A Māori group performed a haka in downtown Auckland on Friday afternoon, passionately supporting a Native American tribe protesting a pipeline being built through their land.
The pan-iwi group Haka with Standing Rock made the show of support outside Auckland's US Consulate building. They did it for the Standing Rock Sioux, who say they haven't been properly consulted on the pipeline which would go through "sacred land".
This group was established by Te Hamua Nikora. On the group's Facebook page, they say they are "a small group of individuals who came together and are taking a stand to protect the water, the land and the people threatened by the construction of the Dakota Access Pipeline".
"They look to Māori as leaders in the field of treaty rights and treaty claims. We're the people with a treaty from 1840 and we still hold to that treaty," Mr Nikora says.
Protester Dayna Hawke, 44, said: "I believe in indigenous people need to have a positive input into how they're going to sustain their children's futures. That's why I'm here today, to support mana whenua of New Zealand, to tell the powers that be that there are people that care."
Atawhai Gage, a protester who brought her 9-year-old daughter along to the event, said the events at Standing Rock were making her "heart hurt".
"They are our brothers and our sisters. We are one."

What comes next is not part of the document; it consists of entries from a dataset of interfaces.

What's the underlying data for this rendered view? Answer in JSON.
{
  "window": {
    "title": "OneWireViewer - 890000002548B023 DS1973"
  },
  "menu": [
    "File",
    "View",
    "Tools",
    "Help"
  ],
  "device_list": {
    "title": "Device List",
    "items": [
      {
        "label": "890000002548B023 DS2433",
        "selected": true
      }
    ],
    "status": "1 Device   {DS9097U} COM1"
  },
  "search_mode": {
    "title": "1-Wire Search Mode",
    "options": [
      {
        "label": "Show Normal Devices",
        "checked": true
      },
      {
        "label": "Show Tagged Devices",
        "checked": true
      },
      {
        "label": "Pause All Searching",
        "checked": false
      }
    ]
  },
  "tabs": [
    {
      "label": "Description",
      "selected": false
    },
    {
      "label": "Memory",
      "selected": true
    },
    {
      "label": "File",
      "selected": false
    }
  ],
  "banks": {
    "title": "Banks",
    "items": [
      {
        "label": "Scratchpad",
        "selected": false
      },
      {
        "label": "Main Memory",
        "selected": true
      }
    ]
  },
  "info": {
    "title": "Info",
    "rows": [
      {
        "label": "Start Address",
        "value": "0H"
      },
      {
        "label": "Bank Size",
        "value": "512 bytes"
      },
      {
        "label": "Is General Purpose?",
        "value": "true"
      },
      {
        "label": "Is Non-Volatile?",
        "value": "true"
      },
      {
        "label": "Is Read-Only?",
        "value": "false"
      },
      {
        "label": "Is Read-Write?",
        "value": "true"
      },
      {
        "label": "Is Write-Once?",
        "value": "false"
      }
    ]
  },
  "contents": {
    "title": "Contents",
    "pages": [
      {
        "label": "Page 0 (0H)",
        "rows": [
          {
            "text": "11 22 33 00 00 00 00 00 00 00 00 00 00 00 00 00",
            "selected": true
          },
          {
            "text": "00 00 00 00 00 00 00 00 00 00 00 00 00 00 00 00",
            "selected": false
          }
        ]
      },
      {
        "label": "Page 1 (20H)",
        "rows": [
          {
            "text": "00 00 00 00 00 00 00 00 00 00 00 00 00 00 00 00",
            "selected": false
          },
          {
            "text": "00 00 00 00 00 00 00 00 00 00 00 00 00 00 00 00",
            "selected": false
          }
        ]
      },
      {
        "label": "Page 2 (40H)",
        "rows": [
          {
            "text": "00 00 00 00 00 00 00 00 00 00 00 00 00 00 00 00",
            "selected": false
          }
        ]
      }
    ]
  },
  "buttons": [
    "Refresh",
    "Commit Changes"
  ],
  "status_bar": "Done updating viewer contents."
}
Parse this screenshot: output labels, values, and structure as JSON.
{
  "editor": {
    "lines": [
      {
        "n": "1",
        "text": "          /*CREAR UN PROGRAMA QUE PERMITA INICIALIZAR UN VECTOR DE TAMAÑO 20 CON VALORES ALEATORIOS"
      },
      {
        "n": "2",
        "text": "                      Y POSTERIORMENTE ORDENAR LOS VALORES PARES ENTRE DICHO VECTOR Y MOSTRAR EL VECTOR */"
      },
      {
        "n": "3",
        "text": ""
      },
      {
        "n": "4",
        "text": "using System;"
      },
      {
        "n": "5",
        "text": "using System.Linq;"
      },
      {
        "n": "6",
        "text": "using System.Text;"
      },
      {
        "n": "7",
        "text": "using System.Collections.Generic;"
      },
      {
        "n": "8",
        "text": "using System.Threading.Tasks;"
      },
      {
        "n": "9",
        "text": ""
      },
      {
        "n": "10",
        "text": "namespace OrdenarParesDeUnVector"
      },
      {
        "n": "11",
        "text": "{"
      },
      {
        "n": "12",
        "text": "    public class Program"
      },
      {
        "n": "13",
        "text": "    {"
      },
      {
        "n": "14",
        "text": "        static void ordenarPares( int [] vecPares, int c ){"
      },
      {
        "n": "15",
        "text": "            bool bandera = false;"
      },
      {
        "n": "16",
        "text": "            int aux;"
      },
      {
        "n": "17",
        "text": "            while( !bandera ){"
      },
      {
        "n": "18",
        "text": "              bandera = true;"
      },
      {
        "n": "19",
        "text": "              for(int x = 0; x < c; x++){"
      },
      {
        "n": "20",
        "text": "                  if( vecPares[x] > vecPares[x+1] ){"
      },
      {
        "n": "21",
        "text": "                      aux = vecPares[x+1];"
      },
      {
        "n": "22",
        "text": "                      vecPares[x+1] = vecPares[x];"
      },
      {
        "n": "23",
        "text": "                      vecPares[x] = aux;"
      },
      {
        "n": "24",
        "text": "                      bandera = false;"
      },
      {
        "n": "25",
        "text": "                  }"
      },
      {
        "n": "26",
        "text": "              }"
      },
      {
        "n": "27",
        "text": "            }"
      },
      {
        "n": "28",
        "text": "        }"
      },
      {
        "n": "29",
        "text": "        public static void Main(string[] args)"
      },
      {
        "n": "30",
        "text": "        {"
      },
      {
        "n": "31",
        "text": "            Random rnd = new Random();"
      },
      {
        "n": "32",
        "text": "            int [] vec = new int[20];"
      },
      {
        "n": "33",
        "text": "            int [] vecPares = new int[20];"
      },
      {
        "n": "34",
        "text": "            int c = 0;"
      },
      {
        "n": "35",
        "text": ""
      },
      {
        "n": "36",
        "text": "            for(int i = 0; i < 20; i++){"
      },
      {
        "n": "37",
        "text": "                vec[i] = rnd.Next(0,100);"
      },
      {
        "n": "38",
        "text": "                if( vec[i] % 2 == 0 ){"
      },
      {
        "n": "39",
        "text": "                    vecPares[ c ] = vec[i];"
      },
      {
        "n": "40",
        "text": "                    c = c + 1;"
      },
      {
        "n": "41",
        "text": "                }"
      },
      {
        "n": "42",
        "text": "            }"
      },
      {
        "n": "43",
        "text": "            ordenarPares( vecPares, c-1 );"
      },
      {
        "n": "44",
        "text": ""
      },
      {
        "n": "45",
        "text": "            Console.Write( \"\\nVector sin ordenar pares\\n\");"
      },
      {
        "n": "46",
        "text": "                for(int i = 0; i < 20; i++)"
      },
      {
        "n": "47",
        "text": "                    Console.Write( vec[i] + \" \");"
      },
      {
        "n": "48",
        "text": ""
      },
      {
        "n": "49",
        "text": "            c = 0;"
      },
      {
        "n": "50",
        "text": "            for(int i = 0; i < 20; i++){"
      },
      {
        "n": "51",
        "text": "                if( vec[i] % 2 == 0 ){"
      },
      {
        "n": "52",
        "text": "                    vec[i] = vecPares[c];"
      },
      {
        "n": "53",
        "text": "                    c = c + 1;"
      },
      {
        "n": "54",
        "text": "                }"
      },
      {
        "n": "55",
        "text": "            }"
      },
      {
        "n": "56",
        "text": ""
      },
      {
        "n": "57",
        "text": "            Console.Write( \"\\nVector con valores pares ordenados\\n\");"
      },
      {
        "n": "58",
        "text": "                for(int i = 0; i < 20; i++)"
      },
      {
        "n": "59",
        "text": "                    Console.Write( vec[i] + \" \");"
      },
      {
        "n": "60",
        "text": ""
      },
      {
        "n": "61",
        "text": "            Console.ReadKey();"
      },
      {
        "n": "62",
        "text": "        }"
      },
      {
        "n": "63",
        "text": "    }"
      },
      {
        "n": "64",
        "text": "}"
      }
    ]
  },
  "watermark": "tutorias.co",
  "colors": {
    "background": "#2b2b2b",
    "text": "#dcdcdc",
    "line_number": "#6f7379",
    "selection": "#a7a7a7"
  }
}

Benita Tahuri, one of the organisers of the protest, said they aimed to create unity within the indigenous people across the world.
"If we come together we can be strong."